Ultimately, as industry and research continue to implement more and more complex methods into their work, we cannot neglect to build a corresponding process of validation and learning alongside it–likely of equal or even greater complexity. Failing to take this process seriously can widen the gulf between the humans and machines involved in workflows–increasing the potential risk to both when the two parties are not on the same page.
Understand AI Tools and Their Limitations
A key issue that could fly under the radar is that, as the promise and expectations grow exponentially surrounding new AI tools, stakeholders and leaders quickly risk losing touch with the on-the-ground reality of exactly what new tools are capable of. Without careful consideration of the tools and technologies that actually exist, the rush to implement glossy new technology to ride the marketing wave of an exciting new technology can quickly drown out the voices of those actually in the know about what these technologies can (and can’t) do.
Leaders and stakeholders must understand that now more than ever, the value of actually listening to subject matter experts is at a high point.
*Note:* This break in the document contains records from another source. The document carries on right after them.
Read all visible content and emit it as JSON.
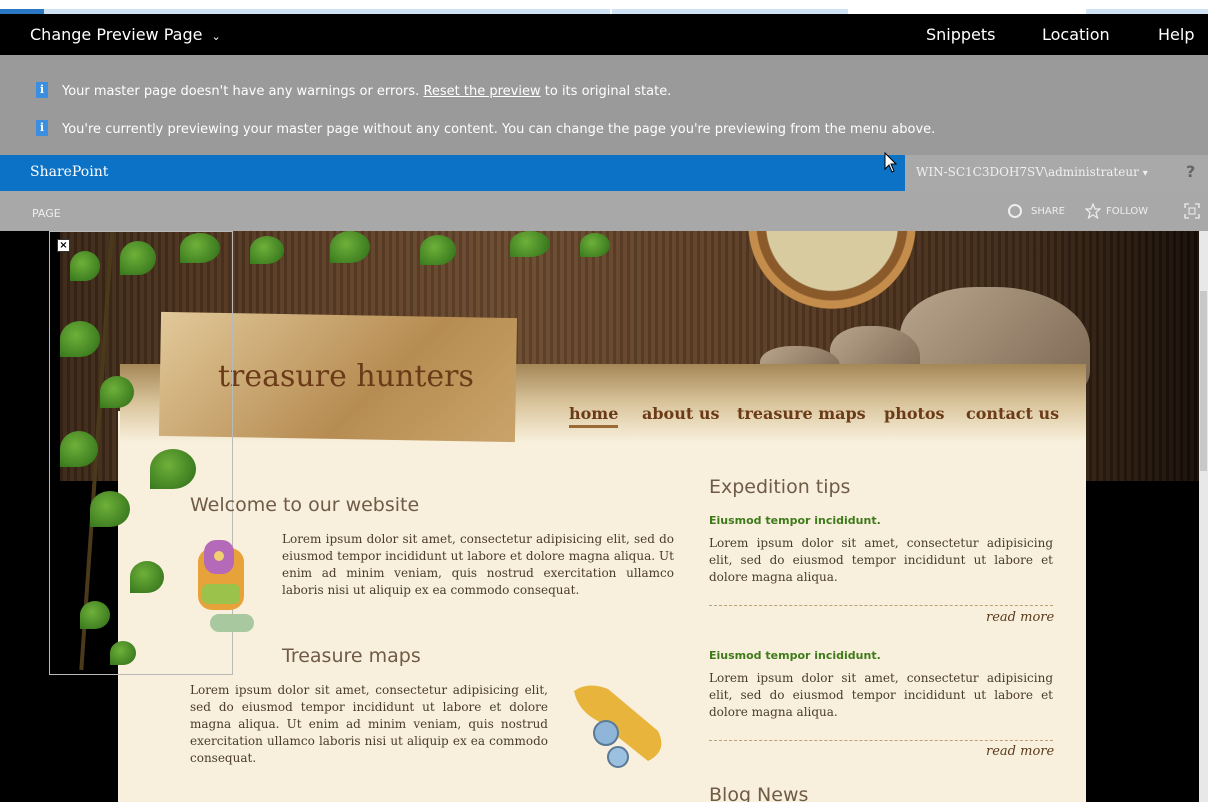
{
  "toolbar": {
    "change_preview": "Change Preview Page",
    "snippets": "Snippets",
    "location": "Location",
    "help": "Help"
  },
  "messages": {
    "msg1_before": "Your master page doesn't have any warnings or errors.",
    "msg1_link": "Reset the preview",
    "msg1_after": "to its original state.",
    "msg2": "You're currently previewing your master page without any content. You can change the page you're previewing from the menu above.",
    "info_glyph": "i"
  },
  "suitebar": {
    "brand": "SharePoint",
    "user": "WIN-SC1C3DOH7SV\\administrateur",
    "help_glyph": "?"
  },
  "ribbon": {
    "page_tab": "PAGE",
    "share": "SHARE",
    "follow": "FOLLOW"
  },
  "site": {
    "logo": "treasure hunters",
    "nav": [
      "home",
      "about us",
      "treasure maps",
      "photos",
      "contact us"
    ],
    "welcome_title": "Welcome to our website",
    "welcome_text": "Lorem ipsum dolor sit amet, consectetur adipisicing elit, sed do eiusmod tempor incididunt ut labore et dolore magna aliqua. Ut enim ad minim veniam, quis nostrud exercitation ullamco laboris nisi ut aliquip ex ea commodo consequat.",
    "maps_title": "Treasure maps",
    "maps_text": "Lorem ipsum dolor sit amet, consectetur adipisicing elit, sed do eiusmod tempor incididunt ut labore et dolore magna aliqua. Ut enim ad minim veniam, quis nostrud exercitation ullamco laboris nisi ut aliquip ex ea commodo consequat.",
    "tips_title": "Expedition tips",
    "tips": [
      {
        "heading": "Eiusmod tempor incididunt.",
        "text": "Lorem ipsum dolor sit amet, consectetur adipisicing elit, sed do eiusmod tempor incididunt ut labore et dolore magna aliqua.",
        "more": "read more"
      },
      {
        "heading": "Eiusmod tempor incididunt.",
        "text": "Lorem ipsum dolor sit amet, consectetur adipisicing elit, sed do eiusmod tempor incididunt ut labore et dolore magna aliqua.",
        "more": "read more"
      }
    ],
    "blog_title": "Blog News"
  },
  "colors": {
    "suitebar_blue": "#0b72c6",
    "info_gray": "#9a9a9a",
    "content_bg": "#f8f0dc",
    "accent_green": "#3f7a1a"
  },
  "icons": {
    "close": "×",
    "share": "share-icon",
    "follow": "star-icon",
    "focus": "focus-mode-icon",
    "cursor": "mouse-pointer-icon",
    "dropdown": "chevron-down-icon"
  }
}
Marketing materials never have, and never will, sufficiently capture the details of what a given technology is capable of–and the often opaque marketing around new AI tools should raise a caution flag for stakeholders and leaders who are considering investing not only capital but also potential control (for example, the flexibility to move between different proprietary ecosystems), into these new technologies.
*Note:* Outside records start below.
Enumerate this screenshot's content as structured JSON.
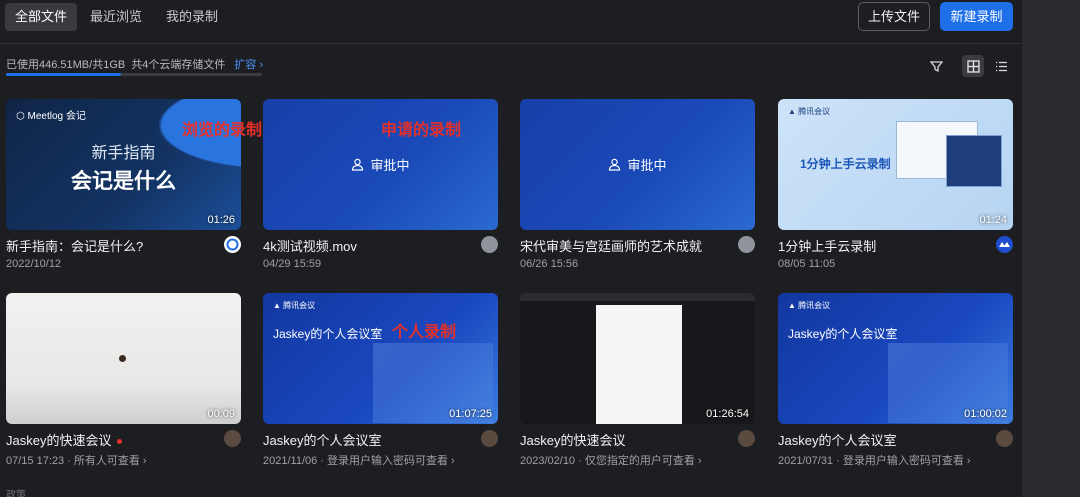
{
  "tabs": [
    {
      "label": "全部文件",
      "active": true
    },
    {
      "label": "最近浏览",
      "active": false
    },
    {
      "label": "我的录制",
      "active": false
    }
  ],
  "actions": {
    "upload": "上传文件",
    "new_recording": "新建录制"
  },
  "storage": {
    "used": "已使用446.51MB/共1GB",
    "count": "共4个云端存储文件",
    "expand": "扩容",
    "progress_fraction": 0.45
  },
  "annotations": {
    "browse": "浏览的录制",
    "apply": "申请的录制",
    "personal": "个人录制"
  },
  "cards": [
    {
      "thumb_title_small": "Meetlog 会记",
      "thumb_big_1": "新手指南",
      "thumb_big_2": "会记是什么",
      "duration": "01:26",
      "title": "新手指南：会记是什么?",
      "meta": "2022/10/12"
    },
    {
      "approval": "审批中",
      "title": "4k测试视频.mov",
      "meta": "04/29 15:59"
    },
    {
      "approval": "审批中",
      "title": "宋代审美与宫廷画师的艺术成就",
      "meta": "06/26 15:56"
    },
    {
      "thumb_logo": "腾讯会议",
      "thumb_caption": "1分钟上手云录制",
      "duration": "01:24",
      "title": "1分钟上手云录制",
      "meta": "08/05 11:05"
    },
    {
      "duration": "00:09",
      "title": "Jaskey的快速会议",
      "meta": "07/15 17:23 · 所有人可查看"
    },
    {
      "thumb_logo": "腾讯会议",
      "thumb_caption": "Jaskey的个人会议室",
      "duration": "01:07:25",
      "title": "Jaskey的个人会议室",
      "meta": "2021/11/06 · 登录用户输入密码可查看"
    },
    {
      "duration": "01:26:54",
      "title": "Jaskey的快速会议",
      "meta": "2023/02/10 · 仅您指定的用户可查看"
    },
    {
      "thumb_logo": "腾讯会议",
      "thumb_caption": "Jaskey的个人会议室",
      "duration": "01:00:02",
      "title": "Jaskey的个人会议室",
      "meta": "2021/07/31 · 登录用户输入密码可查看"
    }
  ],
  "footer": "政策",
  "colors": {
    "accent": "#1f6fe8",
    "annotation": "#e5302a",
    "background": "#1d1e21"
  },
  "icons": [
    "filter-icon",
    "grid-view-icon",
    "list-view-icon",
    "user-icon",
    "chevron-right-icon"
  ]
}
Organizations must take seriously the process of piercing the veil of what these tools could do and executing a vision of what these tools can actually do for that organization. This requires investment and planning. It likely requires implementing an AI tool within a narrow scope of an organization’s workflow (e.g., an AI chatbot on a digital site), and more importantly, it requires putting a truly critical lens over whether these small experiments actually provide value. Measuring and validating this performance goes beyond short-term revenue, but (to draw on the previous section) should also rely on expert analysis of where long-term risks lie. Each organization, industry, and organizational culture will have unique problems that should be anticipated prior to a full-scale integration of the technology.
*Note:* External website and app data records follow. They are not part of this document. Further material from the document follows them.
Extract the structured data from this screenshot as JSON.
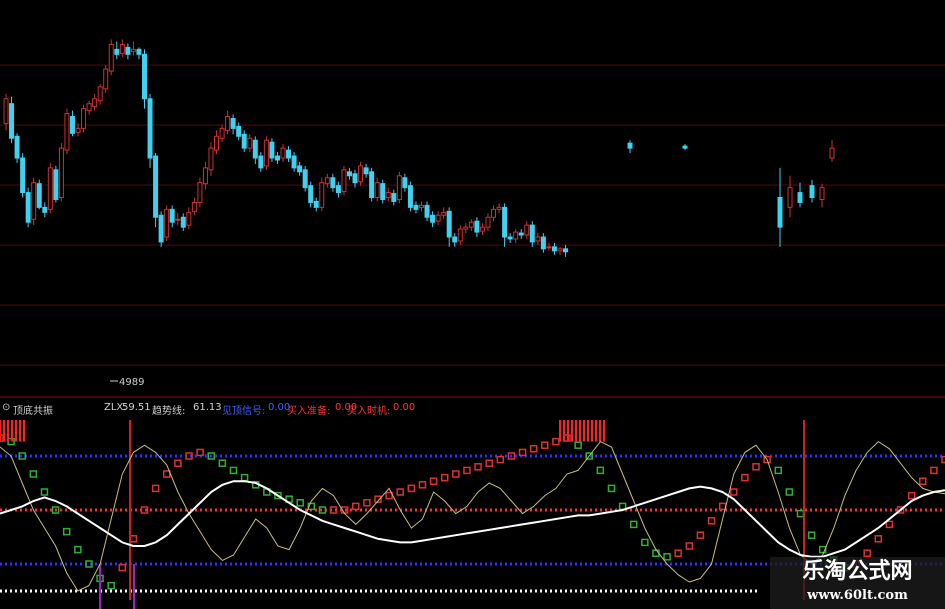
{
  "chart_data": [
    {
      "type": "candlestick",
      "title": "",
      "low_marker_label": "4989",
      "colors": {
        "up": "#d03030",
        "down": "#40d0f0"
      },
      "candles": [
        [
          275,
          300,
          268,
          305
        ],
        [
          295,
          260,
          255,
          302
        ],
        [
          262,
          240,
          235,
          265
        ],
        [
          240,
          205,
          200,
          245
        ],
        [
          205,
          175,
          170,
          210
        ],
        [
          178,
          215,
          172,
          220
        ],
        [
          214,
          190,
          188,
          218
        ],
        [
          190,
          185,
          180,
          195
        ],
        [
          188,
          230,
          184,
          235
        ],
        [
          228,
          198,
          195,
          232
        ],
        [
          200,
          250,
          196,
          255
        ],
        [
          248,
          285,
          244,
          290
        ],
        [
          282,
          265,
          262,
          288
        ],
        [
          266,
          270,
          262,
          275
        ],
        [
          270,
          290,
          266,
          294
        ],
        [
          288,
          295,
          284,
          298
        ],
        [
          292,
          300,
          288,
          305
        ],
        [
          298,
          312,
          294,
          315
        ],
        [
          310,
          330,
          306,
          334
        ],
        [
          328,
          355,
          324,
          360
        ],
        [
          350,
          345,
          340,
          358
        ],
        [
          346,
          355,
          342,
          360
        ],
        [
          352,
          345,
          340,
          356
        ],
        [
          348,
          350,
          344,
          358
        ],
        [
          350,
          345,
          340,
          352
        ],
        [
          345,
          300,
          290,
          350
        ],
        [
          300,
          240,
          230,
          305
        ],
        [
          242,
          180,
          170,
          245
        ],
        [
          182,
          155,
          150,
          186
        ],
        [
          160,
          188,
          156,
          192
        ],
        [
          188,
          175,
          170,
          192
        ],
        [
          178,
          178,
          172,
          184
        ],
        [
          180,
          170,
          166,
          184
        ],
        [
          172,
          185,
          168,
          190
        ],
        [
          186,
          195,
          182,
          200
        ],
        [
          195,
          215,
          190,
          220
        ],
        [
          214,
          230,
          208,
          236
        ],
        [
          228,
          250,
          222,
          256
        ],
        [
          248,
          262,
          244,
          268
        ],
        [
          260,
          270,
          256,
          274
        ],
        [
          268,
          282,
          264,
          288
        ],
        [
          280,
          270,
          264,
          284
        ],
        [
          272,
          262,
          258,
          276
        ],
        [
          264,
          250,
          246,
          268
        ],
        [
          250,
          260,
          246,
          264
        ],
        [
          258,
          240,
          234,
          262
        ],
        [
          242,
          230,
          226,
          246
        ],
        [
          232,
          258,
          228,
          262
        ],
        [
          256,
          240,
          236,
          260
        ],
        [
          242,
          238,
          234,
          246
        ],
        [
          240,
          250,
          236,
          254
        ],
        [
          248,
          240,
          236,
          252
        ],
        [
          242,
          230,
          226,
          246
        ],
        [
          232,
          226,
          222,
          236
        ],
        [
          228,
          210,
          206,
          232
        ],
        [
          212,
          195,
          190,
          216
        ],
        [
          196,
          190,
          186,
          200
        ],
        [
          190,
          215,
          186,
          220
        ],
        [
          214,
          220,
          210,
          224
        ],
        [
          220,
          210,
          206,
          224
        ],
        [
          212,
          205,
          200,
          216
        ],
        [
          206,
          228,
          202,
          232
        ],
        [
          226,
          222,
          218,
          230
        ],
        [
          224,
          215,
          210,
          228
        ],
        [
          216,
          232,
          212,
          236
        ],
        [
          230,
          224,
          220,
          234
        ],
        [
          226,
          200,
          196,
          230
        ],
        [
          200,
          215,
          196,
          220
        ],
        [
          214,
          198,
          194,
          218
        ],
        [
          200,
          205,
          196,
          210
        ],
        [
          204,
          196,
          192,
          208
        ],
        [
          198,
          222,
          194,
          226
        ],
        [
          220,
          210,
          206,
          224
        ],
        [
          212,
          190,
          186,
          216
        ],
        [
          192,
          188,
          184,
          196
        ],
        [
          190,
          192,
          186,
          196
        ],
        [
          192,
          180,
          176,
          196
        ],
        [
          182,
          175,
          170,
          186
        ],
        [
          176,
          182,
          172,
          186
        ],
        [
          182,
          185,
          178,
          190
        ],
        [
          186,
          160,
          150,
          190
        ],
        [
          160,
          155,
          150,
          164
        ],
        [
          156,
          168,
          152,
          172
        ],
        [
          168,
          170,
          164,
          174
        ],
        [
          170,
          175,
          166,
          178
        ],
        [
          176,
          165,
          160,
          180
        ],
        [
          166,
          170,
          162,
          174
        ],
        [
          170,
          180,
          166,
          184
        ],
        [
          180,
          188,
          176,
          192
        ],
        [
          188,
          190,
          184,
          194
        ],
        [
          190,
          160,
          150,
          194
        ],
        [
          160,
          158,
          154,
          164
        ],
        [
          158,
          165,
          154,
          168
        ],
        [
          164,
          162,
          158,
          168
        ],
        [
          162,
          172,
          158,
          176
        ],
        [
          172,
          155,
          150,
          176
        ],
        [
          156,
          160,
          152,
          164
        ],
        [
          160,
          148,
          144,
          164
        ],
        [
          150,
          150,
          146,
          154
        ],
        [
          150,
          146,
          142,
          154
        ],
        [
          146,
          148,
          142,
          150
        ],
        [
          148,
          145,
          140,
          152
        ]
      ]
    },
    {
      "type": "indicator",
      "title": "顶底共振",
      "legend": [
        {
          "name": "ZLX:",
          "value": "59.51",
          "color": "#d0d0d0"
        },
        {
          "name": "趋势线:",
          "value": "61.13",
          "color": "#d0d0d0"
        },
        {
          "name": "见顶信号:",
          "value": "0.00",
          "color": "#4060ff"
        },
        {
          "name": "买入准备:",
          "value": "0.00",
          "color": "#ff3030"
        },
        {
          "name": "买入时机:",
          "value": "0.00",
          "color": "#ff3030"
        }
      ],
      "trend_line": [
        48,
        50,
        52,
        55,
        57,
        55,
        52,
        48,
        44,
        40,
        36,
        32,
        30,
        30,
        32,
        36,
        42,
        48,
        54,
        60,
        64,
        66,
        66,
        65,
        62,
        58,
        54,
        50,
        47,
        44,
        42,
        40,
        38,
        36,
        34,
        33,
        32,
        32,
        33,
        34,
        35,
        36,
        37,
        38,
        39,
        40,
        41,
        42,
        43,
        44,
        45,
        46,
        47,
        47,
        48,
        49,
        50,
        52,
        54,
        56,
        58,
        60,
        62,
        63,
        62,
        60,
        56,
        50,
        44,
        38,
        32,
        28,
        25,
        24,
        24,
        26,
        28,
        32,
        36,
        40,
        45,
        50,
        55,
        58,
        60,
        61
      ],
      "zlx_line": [
        85,
        80,
        65,
        50,
        40,
        30,
        15,
        5,
        8,
        20,
        45,
        70,
        82,
        86,
        82,
        75,
        60,
        48,
        38,
        28,
        22,
        25,
        35,
        45,
        40,
        30,
        28,
        40,
        55,
        62,
        58,
        48,
        42,
        48,
        55,
        62,
        50,
        40,
        45,
        60,
        55,
        48,
        52,
        60,
        65,
        62,
        55,
        48,
        52,
        58,
        62,
        70,
        72,
        80,
        88,
        85,
        70,
        55,
        40,
        28,
        20,
        14,
        10,
        12,
        20,
        45,
        70,
        82,
        86,
        78,
        60,
        40,
        25,
        20,
        25,
        40,
        58,
        72,
        82,
        88,
        84,
        76,
        68,
        62,
        60,
        59
      ],
      "osc_bars": [
        90,
        88,
        80,
        70,
        60,
        50,
        38,
        28,
        20,
        12,
        8,
        18,
        34,
        50,
        62,
        70,
        76,
        80,
        82,
        80,
        76,
        72,
        68,
        64,
        60,
        58,
        56,
        54,
        52,
        50,
        50,
        50,
        52,
        54,
        56,
        58,
        60,
        62,
        64,
        66,
        68,
        70,
        72,
        74,
        76,
        78,
        80,
        82,
        84,
        86,
        88,
        90,
        86,
        80,
        72,
        62,
        52,
        42,
        32,
        26,
        24,
        26,
        30,
        36,
        44,
        52,
        60,
        68,
        74,
        78,
        72,
        60,
        48,
        36,
        28,
        22,
        18,
        20,
        26,
        34,
        42,
        50,
        58,
        66,
        72,
        78
      ],
      "ylim": [
        0,
        100
      ],
      "levels": [
        {
          "value": 80,
          "color": "#3030ff"
        },
        {
          "value": 20,
          "color": "#3030ff"
        },
        {
          "value": 50,
          "color": "#ff3030"
        }
      ]
    }
  ],
  "watermark": {
    "title": "乐淘公式网",
    "url": "www.60lt.com"
  }
}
Simply put, revolutionary changes cannot be sustained without a revolutionary-scale investment to sustain it. Integrating complex technologies deep into existing workflows requires an equally deep examination of those workflows, in order to ensure transparency for the workers and managers who will ultimately be responsible for that integration. Utilizing AI to pursue higher stakes business goals at scale requires more investment into the human experts who can understand and translate these goals (whether through decades of experience with your organization/industry or through expertise in the affected areas)–not less investment. Finally, any successful business knows that the promise of lofty returns without corresponding levels of risk is no promise at all. AI technology promises high returns. Respect the risk.